◆ RECORD EXCERPTS ◆
==============================

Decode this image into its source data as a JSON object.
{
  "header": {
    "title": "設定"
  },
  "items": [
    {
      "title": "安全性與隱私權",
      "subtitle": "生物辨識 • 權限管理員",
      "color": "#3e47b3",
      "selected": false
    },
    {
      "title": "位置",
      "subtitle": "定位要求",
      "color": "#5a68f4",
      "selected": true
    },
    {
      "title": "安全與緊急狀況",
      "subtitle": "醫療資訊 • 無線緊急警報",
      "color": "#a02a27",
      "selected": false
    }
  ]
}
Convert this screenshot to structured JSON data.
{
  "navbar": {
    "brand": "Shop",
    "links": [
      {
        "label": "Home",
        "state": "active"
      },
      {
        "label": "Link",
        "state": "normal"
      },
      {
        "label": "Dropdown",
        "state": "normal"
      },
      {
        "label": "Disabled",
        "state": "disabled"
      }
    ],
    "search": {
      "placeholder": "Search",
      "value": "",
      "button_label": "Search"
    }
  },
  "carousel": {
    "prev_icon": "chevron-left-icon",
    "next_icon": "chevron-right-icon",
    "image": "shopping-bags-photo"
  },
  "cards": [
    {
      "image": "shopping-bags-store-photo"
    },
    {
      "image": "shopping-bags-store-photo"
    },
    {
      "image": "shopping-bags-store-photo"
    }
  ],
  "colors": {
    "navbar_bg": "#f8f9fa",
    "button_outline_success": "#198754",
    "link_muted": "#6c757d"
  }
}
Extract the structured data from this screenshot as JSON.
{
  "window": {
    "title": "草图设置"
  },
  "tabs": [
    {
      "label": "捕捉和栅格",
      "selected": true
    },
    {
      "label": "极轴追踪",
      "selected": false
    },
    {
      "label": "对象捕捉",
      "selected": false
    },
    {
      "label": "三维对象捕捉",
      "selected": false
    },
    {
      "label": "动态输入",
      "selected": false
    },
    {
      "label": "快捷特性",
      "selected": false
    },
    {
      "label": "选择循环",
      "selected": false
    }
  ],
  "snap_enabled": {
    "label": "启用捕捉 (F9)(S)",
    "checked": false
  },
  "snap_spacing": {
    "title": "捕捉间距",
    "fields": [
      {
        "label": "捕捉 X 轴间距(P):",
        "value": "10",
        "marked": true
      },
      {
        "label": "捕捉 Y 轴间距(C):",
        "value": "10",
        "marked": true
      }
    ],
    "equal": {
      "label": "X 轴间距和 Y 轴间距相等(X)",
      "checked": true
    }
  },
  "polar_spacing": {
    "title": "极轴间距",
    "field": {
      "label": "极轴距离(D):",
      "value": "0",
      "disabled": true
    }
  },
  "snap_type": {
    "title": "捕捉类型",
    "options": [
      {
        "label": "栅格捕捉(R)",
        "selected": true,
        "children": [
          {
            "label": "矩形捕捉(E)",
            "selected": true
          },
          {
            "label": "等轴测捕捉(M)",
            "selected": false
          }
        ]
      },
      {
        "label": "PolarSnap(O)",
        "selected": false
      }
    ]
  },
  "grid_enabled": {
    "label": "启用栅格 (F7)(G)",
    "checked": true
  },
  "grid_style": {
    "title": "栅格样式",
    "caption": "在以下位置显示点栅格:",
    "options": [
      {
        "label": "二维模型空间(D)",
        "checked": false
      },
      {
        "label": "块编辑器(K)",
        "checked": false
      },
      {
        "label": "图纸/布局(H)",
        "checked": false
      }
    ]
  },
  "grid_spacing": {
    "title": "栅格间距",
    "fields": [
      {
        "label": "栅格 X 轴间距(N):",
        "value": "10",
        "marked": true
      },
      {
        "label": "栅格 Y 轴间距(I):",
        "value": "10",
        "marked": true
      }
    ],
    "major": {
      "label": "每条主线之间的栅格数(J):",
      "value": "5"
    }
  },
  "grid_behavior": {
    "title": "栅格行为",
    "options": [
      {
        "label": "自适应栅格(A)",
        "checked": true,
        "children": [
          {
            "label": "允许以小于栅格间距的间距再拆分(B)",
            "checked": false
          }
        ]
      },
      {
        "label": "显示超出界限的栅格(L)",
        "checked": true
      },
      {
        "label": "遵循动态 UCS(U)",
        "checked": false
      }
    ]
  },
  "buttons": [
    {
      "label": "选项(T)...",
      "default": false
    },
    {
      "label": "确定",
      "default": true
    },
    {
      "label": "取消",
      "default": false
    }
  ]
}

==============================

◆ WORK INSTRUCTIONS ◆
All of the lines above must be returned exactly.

◆ EXERCISE SOLUTION ◆
Decode this image into its source data as a JSON object.
{
  "header": {
    "title": "設定"
  },
  "items": [
    {
      "title": "安全性與隱私權",
      "subtitle": "生物辨識 • 權限管理員",
      "color": "#3e47b3",
      "selected": false
    },
    {
      "title": "位置",
      "subtitle": "定位要求",
      "color": "#5a68f4",
      "selected": true
    },
    {
      "title": "安全與緊急狀況",
      "subtitle": "醫療資訊 • 無線緊急警報",
      "color": "#a02a27",
      "selected": false
    }
  ]
}
Convert this screenshot to structured JSON data.
{
  "navbar": {
    "brand": "Shop",
    "links": [
      {
        "label": "Home",
        "state": "active"
      },
      {
        "label": "Link",
        "state": "normal"
      },
      {
        "label": "Dropdown",
        "state": "normal"
      },
      {
        "label": "Disabled",
        "state": "disabled"
      }
    ],
    "search": {
      "placeholder": "Search",
      "value": "",
      "button_label": "Search"
    }
  },
  "carousel": {
    "prev_icon": "chevron-left-icon",
    "next_icon": "chevron-right-icon",
    "image": "shopping-bags-photo"
  },
  "cards": [
    {
      "image": "shopping-bags-store-photo"
    },
    {
      "image": "shopping-bags-store-photo"
    },
    {
      "image": "shopping-bags-store-photo"
    }
  ],
  "colors": {
    "navbar_bg": "#f8f9fa",
    "button_outline_success": "#198754",
    "link_muted": "#6c757d"
  }
}
Extract the structured data from this screenshot as JSON.
{
  "window": {
    "title": "草图设置"
  },
  "tabs": [
    {
      "label": "捕捉和栅格",
      "selected": true
    },
    {
      "label": "极轴追踪",
      "selected": false
    },
    {
      "label": "对象捕捉",
      "selected": false
    },
    {
      "label": "三维对象捕捉",
      "selected": false
    },
    {
      "label": "动态输入",
      "selected": false
    },
    {
      "label": "快捷特性",
      "selected": false
    },
    {
      "label": "选择循环",
      "selected": false
    }
  ],
  "snap_enabled": {
    "label": "启用捕捉 (F9)(S)",
    "checked": false
  },
  "snap_spacing": {
    "title": "捕捉间距",
    "fields": [
      {
        "label": "捕捉 X 轴间距(P):",
        "value": "10",
        "marked": true
      },
      {
        "label": "捕捉 Y 轴间距(C):",
        "value": "10",
        "marked": true
      }
    ],
    "equal": {
      "label": "X 轴间距和 Y 轴间距相等(X)",
      "checked": true
    }
  },
  "polar_spacing": {
    "title": "极轴间距",
    "field": {
      "label": "极轴距离(D):",
      "value": "0",
      "disabled": true
    }
  },
  "snap_type": {
    "title": "捕捉类型",
    "options": [
      {
        "label": "栅格捕捉(R)",
        "selected": true,
        "children": [
          {
            "label": "矩形捕捉(E)",
            "selected": true
          },
          {
            "label": "等轴测捕捉(M)",
            "selected": false
          }
        ]
      },
      {
        "label": "PolarSnap(O)",
        "selected": false
      }
    ]
  },
  "grid_enabled": {
    "label": "启用栅格 (F7)(G)",
    "checked": true
  },
  "grid_style": {
    "title": "栅格样式",
    "caption": "在以下位置显示点栅格:",
    "options": [
      {
        "label": "二维模型空间(D)",
        "checked": false
      },
      {
        "label": "块编辑器(K)",
        "checked": false
      },
      {
        "label": "图纸/布局(H)",
        "checked": false
      }
    ]
  },
  "grid_spacing": {
    "title": "栅格间距",
    "fields": [
      {
        "label": "栅格 X 轴间距(N):",
        "value": "10",
        "marked": true
      },
      {
        "label": "栅格 Y 轴间距(I):",
        "value": "10",
        "marked": true
      }
    ],
    "major": {
      "label": "每条主线之间的栅格数(J):",
      "value": "5"
    }
  },
  "grid_behavior": {
    "title": "栅格行为",
    "options": [
      {
        "label": "自适应栅格(A)",
        "checked": true,
        "children": [
          {
            "label": "允许以小于栅格间距的间距再拆分(B)",
            "checked": false
          }
        ]
      },
      {
        "label": "显示超出界限的栅格(L)",
        "checked": true
      },
      {
        "label": "遵循动态 UCS(U)",
        "checked": false
      }
    ]
  },
  "buttons": [
    {
      "label": "选项(T)...",
      "default": false
    },
    {
      "label": "确定",
      "default": true
    },
    {
      "label": "取消",
      "default": false
    }
  ]
}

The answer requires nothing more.